• Required action
Only lines containing the string "Issued" belong in the answer; find them in the records and copy them.

Data entries
_ _ _

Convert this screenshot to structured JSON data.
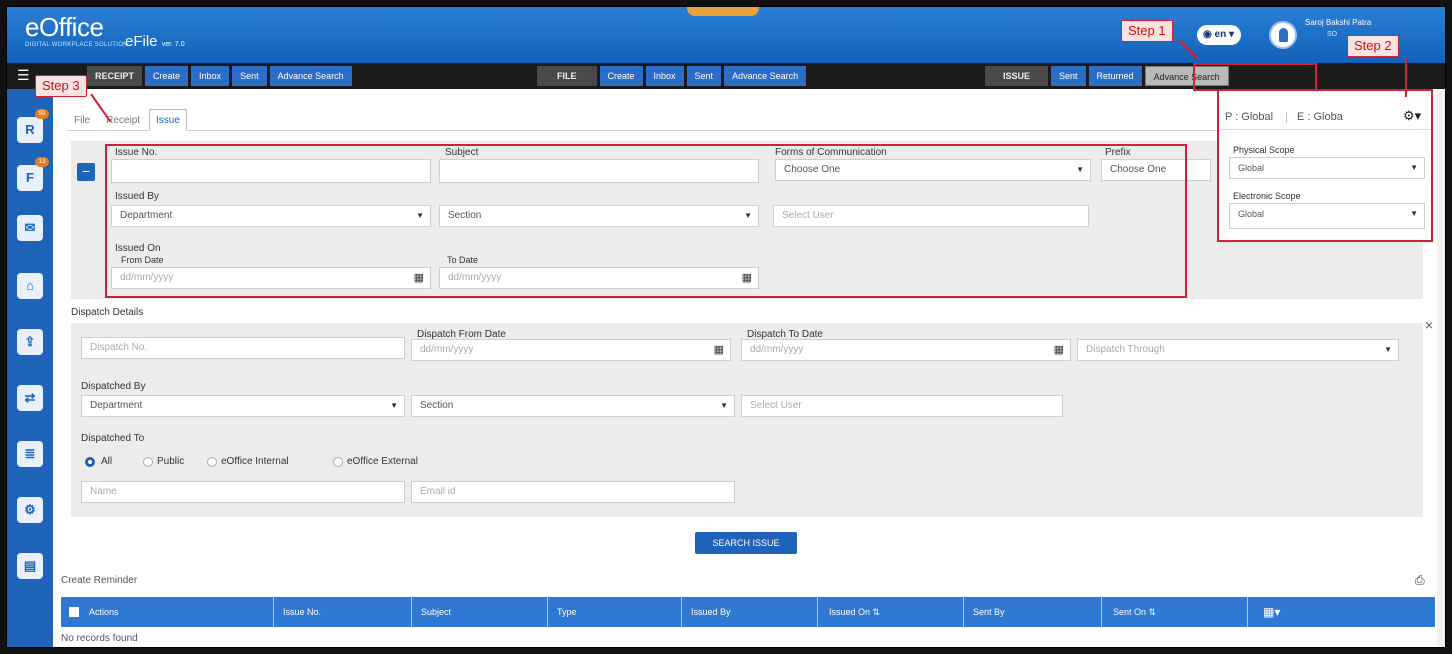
{
  "header": {
    "logo": "eOffice",
    "logo_sub": "DIGITAL WORKPLACE SOLUTION",
    "app": "eFile",
    "version": "ver. 7.0",
    "lang": "en",
    "user_name": "Saroj Bakshi Patra",
    "user_desig": "SO"
  },
  "nav": {
    "receipt_group": [
      "RECEIPT",
      "Create",
      "Inbox",
      "Sent",
      "Advance Search"
    ],
    "file_group": [
      "FILE",
      "Create",
      "Inbox",
      "Sent",
      "Advance Search"
    ],
    "issue_group": [
      "ISSUE",
      "Sent",
      "Returned",
      "Advance Search"
    ]
  },
  "sidebar": {
    "badges": [
      "99",
      "13"
    ]
  },
  "tabs": [
    "File",
    "Receipt",
    "Issue"
  ],
  "scope": {
    "summary_p": "P : Global",
    "summary_e": "E : Globa",
    "physical_label": "Physical Scope",
    "physical_value": "Global",
    "electronic_label": "Electronic Scope",
    "electronic_value": "Global"
  },
  "steps": [
    "Step 1",
    "Step 2",
    "Step 3"
  ],
  "issue_form": {
    "issue_no": "Issue No.",
    "subject": "Subject",
    "form_label": "Forms of Communication",
    "form_value": "Choose One",
    "prefix_label": "Prefix",
    "prefix_value": "Choose One",
    "issued_by": "Issued By",
    "dept": "Department",
    "section": "Section",
    "select_user": "Select User",
    "issued_on": "Issued On",
    "from_date": "From Date",
    "to_date": "To Date",
    "date_ph": "dd/mm/yyyy"
  },
  "dispatch": {
    "title": "Dispatch Details",
    "dispatch_no": "Dispatch No.",
    "from_label": "Dispatch From Date",
    "to_label": "Dispatch To Date",
    "date_ph": "dd/mm/yyyy",
    "through": "Dispatch Through",
    "by_label": "Dispatched By",
    "dept": "Department",
    "section": "Section",
    "select_user": "Select User",
    "to_title": "Dispatched To",
    "radios": [
      "All",
      "Public",
      "eOffice Internal",
      "eOffice External"
    ],
    "name": "Name",
    "email": "Email id",
    "close": "×"
  },
  "search_button": "SEARCH ISSUE",
  "reminder": "Create Reminder",
  "table": {
    "columns": [
      "Actions",
      "Issue No.",
      "Subject",
      "Type",
      "Issued By",
      "Issued On ⇅",
      "Sent By",
      "Sent On ⇅"
    ],
    "empty": "No records found"
  }
}
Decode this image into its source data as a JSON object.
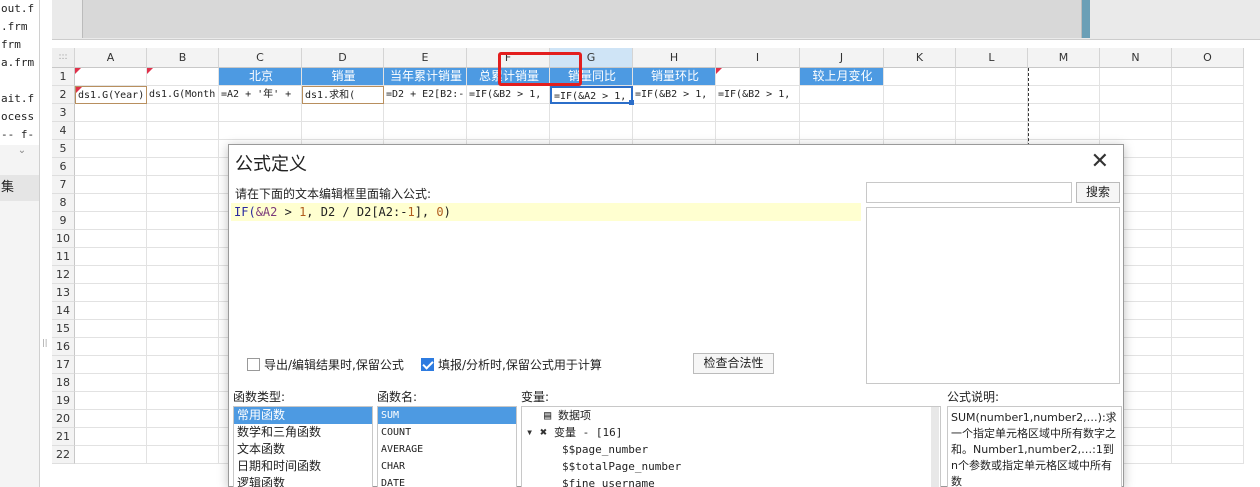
{
  "left_panel": {
    "files": [
      "out.f",
      ".frm",
      "frm",
      "a.frm",
      "",
      "ait.f",
      "ocess",
      "-- f-"
    ],
    "scroll_glyph": "⌄",
    "dataset_label": "集",
    "splitter_glyph": "||"
  },
  "grid": {
    "corner_glyph": ":::",
    "columns": [
      "A",
      "B",
      "C",
      "D",
      "E",
      "F",
      "G",
      "H",
      "I",
      "J",
      "K",
      "L",
      "M",
      "N",
      "O"
    ],
    "rows": [
      "1",
      "2",
      "3",
      "4",
      "5",
      "6",
      "7",
      "8",
      "9",
      "10",
      "11",
      "12",
      "13",
      "14",
      "15",
      "16",
      "17",
      "18",
      "19",
      "20",
      "21",
      "22"
    ],
    "row1": {
      "C": "北京",
      "D": "销量",
      "E": "当年累计销量",
      "F": "总累计销量",
      "G": "销量同比",
      "H": "销量环比",
      "J": "较上月变化"
    },
    "row2": {
      "A": "ds1.G(Year)",
      "B": "ds1.G(Month",
      "C": "=A2 + '年' +",
      "D": "ds1.求和(",
      "E": "=D2 + E2[B2:-",
      "F": "=IF(&B2 > 1,",
      "G": "=IF(&A2 > 1,",
      "H": "=IF(&B2 > 1,",
      "I": "=IF(&B2 > 1,"
    }
  },
  "dialog": {
    "title": "公式定义",
    "close_glyph": "✕",
    "instruction": "请在下面的文本编辑框里面输入公式:",
    "formula": {
      "p1": "IF(",
      "p2": "&A2",
      "p3": " > ",
      "p4": "1",
      "p5": ", D2 / D2[A2:-",
      "p6": "1",
      "p7": "], ",
      "p8": "0",
      "p9": ")"
    },
    "search_button": "搜索",
    "options": {
      "export_keep_formula": "导出/编辑结果时,保留公式",
      "fill_keep_formula": "填报/分析时,保留公式用于计算",
      "export_checked": false,
      "fill_checked": true
    },
    "check_validity_button": "检查合法性",
    "function_type_label": "函数类型:",
    "function_types": [
      "常用函数",
      "数学和三角函数",
      "文本函数",
      "日期和时间函数",
      "逻辑函数"
    ],
    "function_name_label": "函数名:",
    "function_names": [
      "SUM",
      "COUNT",
      "AVERAGE",
      "CHAR",
      "DATE"
    ],
    "variable_label": "变量:",
    "variables": {
      "data_item": "数据项",
      "variable_group": "变量 - [16]",
      "items": [
        "$$page_number",
        "$$totalPage_number",
        "$fine_username"
      ]
    },
    "description_label": "公式说明:",
    "description_text": "SUM(number1,number2,…):求一个指定单元格区域中所有数字之和。Number1,number2,…:1到n个参数或指定单元格区域中所有数"
  },
  "colors": {
    "header_blue": "#4d9ae2",
    "highlight_red": "#e31e1e",
    "selection_blue": "#2b6ec9",
    "formula_line_bg": "#ffffd0"
  }
}
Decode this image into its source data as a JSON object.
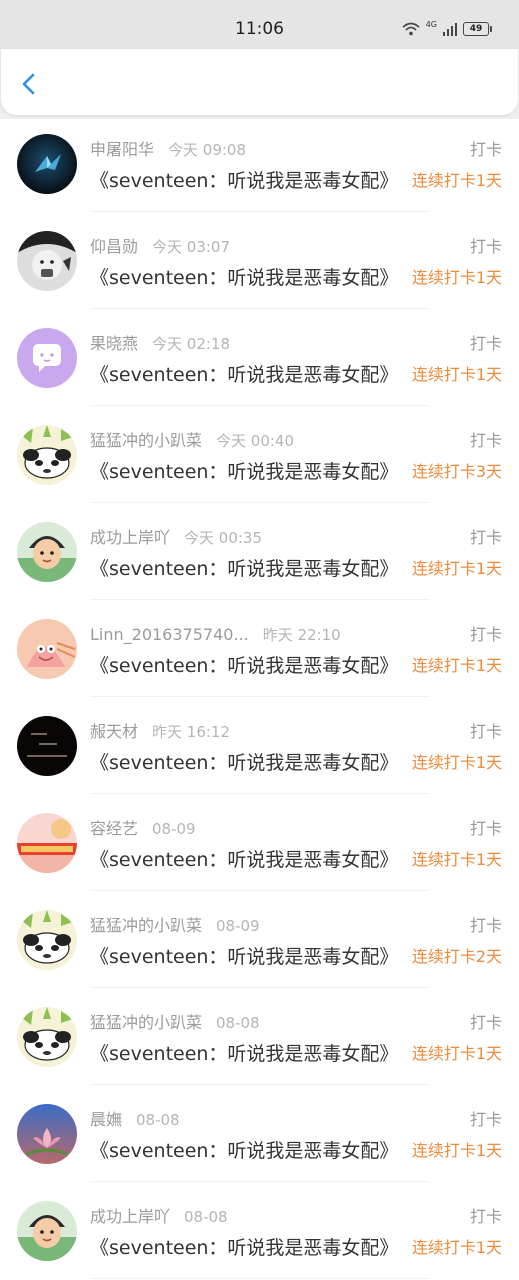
{
  "status_bar": {
    "time": "11:06",
    "network": "4G",
    "battery": "49"
  },
  "header": {
    "back_icon": "chevron-left-icon"
  },
  "rows": [
    {
      "name": "申屠阳华",
      "time": "今天 09:08",
      "title": "《seventeen：听说我是恶毒女配》",
      "action": "打卡",
      "streak": "连续打卡1天",
      "avatar": "crane"
    },
    {
      "name": "仰昌勋",
      "time": "今天 03:07",
      "title": "《seventeen：听说我是恶毒女配》",
      "action": "打卡",
      "streak": "连续打卡1天",
      "avatar": "girl-bw"
    },
    {
      "name": "果晓燕",
      "time": "今天 02:18",
      "title": "《seventeen：听说我是恶毒女配》",
      "action": "打卡",
      "streak": "连续打卡1天",
      "avatar": "purple-chat"
    },
    {
      "name": "猛猛冲的小趴菜",
      "time": "今天 00:40",
      "title": "《seventeen：听说我是恶毒女配》",
      "action": "打卡",
      "streak": "连续打卡3天",
      "avatar": "panda"
    },
    {
      "name": "成功上岸吖",
      "time": "今天 00:35",
      "title": "《seventeen：听说我是恶毒女配》",
      "action": "打卡",
      "streak": "连续打卡1天",
      "avatar": "child"
    },
    {
      "name": "Linn_2016375740...",
      "time": "昨天 22:10",
      "title": "《seventeen：听说我是恶毒女配》",
      "action": "打卡",
      "streak": "连续打卡1天",
      "avatar": "patrick"
    },
    {
      "name": "赧天材",
      "time": "昨天 16:12",
      "title": "《seventeen：听说我是恶毒女配》",
      "action": "打卡",
      "streak": "连续打卡1天",
      "avatar": "dark-text"
    },
    {
      "name": "容经艺",
      "time": "08-09",
      "title": "《seventeen：听说我是恶毒女配》",
      "action": "打卡",
      "streak": "连续打卡1天",
      "avatar": "red-banner"
    },
    {
      "name": "猛猛冲的小趴菜",
      "time": "08-09",
      "title": "《seventeen：听说我是恶毒女配》",
      "action": "打卡",
      "streak": "连续打卡2天",
      "avatar": "panda"
    },
    {
      "name": "猛猛冲的小趴菜",
      "time": "08-08",
      "title": "《seventeen：听说我是恶毒女配》",
      "action": "打卡",
      "streak": "连续打卡1天",
      "avatar": "panda"
    },
    {
      "name": "晨嫵",
      "time": "08-08",
      "title": "《seventeen：听说我是恶毒女配》",
      "action": "打卡",
      "streak": "连续打卡1天",
      "avatar": "lotus"
    },
    {
      "name": "成功上岸吖",
      "time": "08-08",
      "title": "《seventeen：听说我是恶毒女配》",
      "action": "打卡",
      "streak": "连续打卡1天",
      "avatar": "child"
    }
  ],
  "colors": {
    "accent": "#ef8c3c",
    "back_icon": "#2f8fe6",
    "status_bar": "#e5e5e5"
  }
}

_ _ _

• Written solution
    "issued_by": "Issued By",
    "issued_on": "Issued On",
      "Issued By",
      "Issued On ⇅",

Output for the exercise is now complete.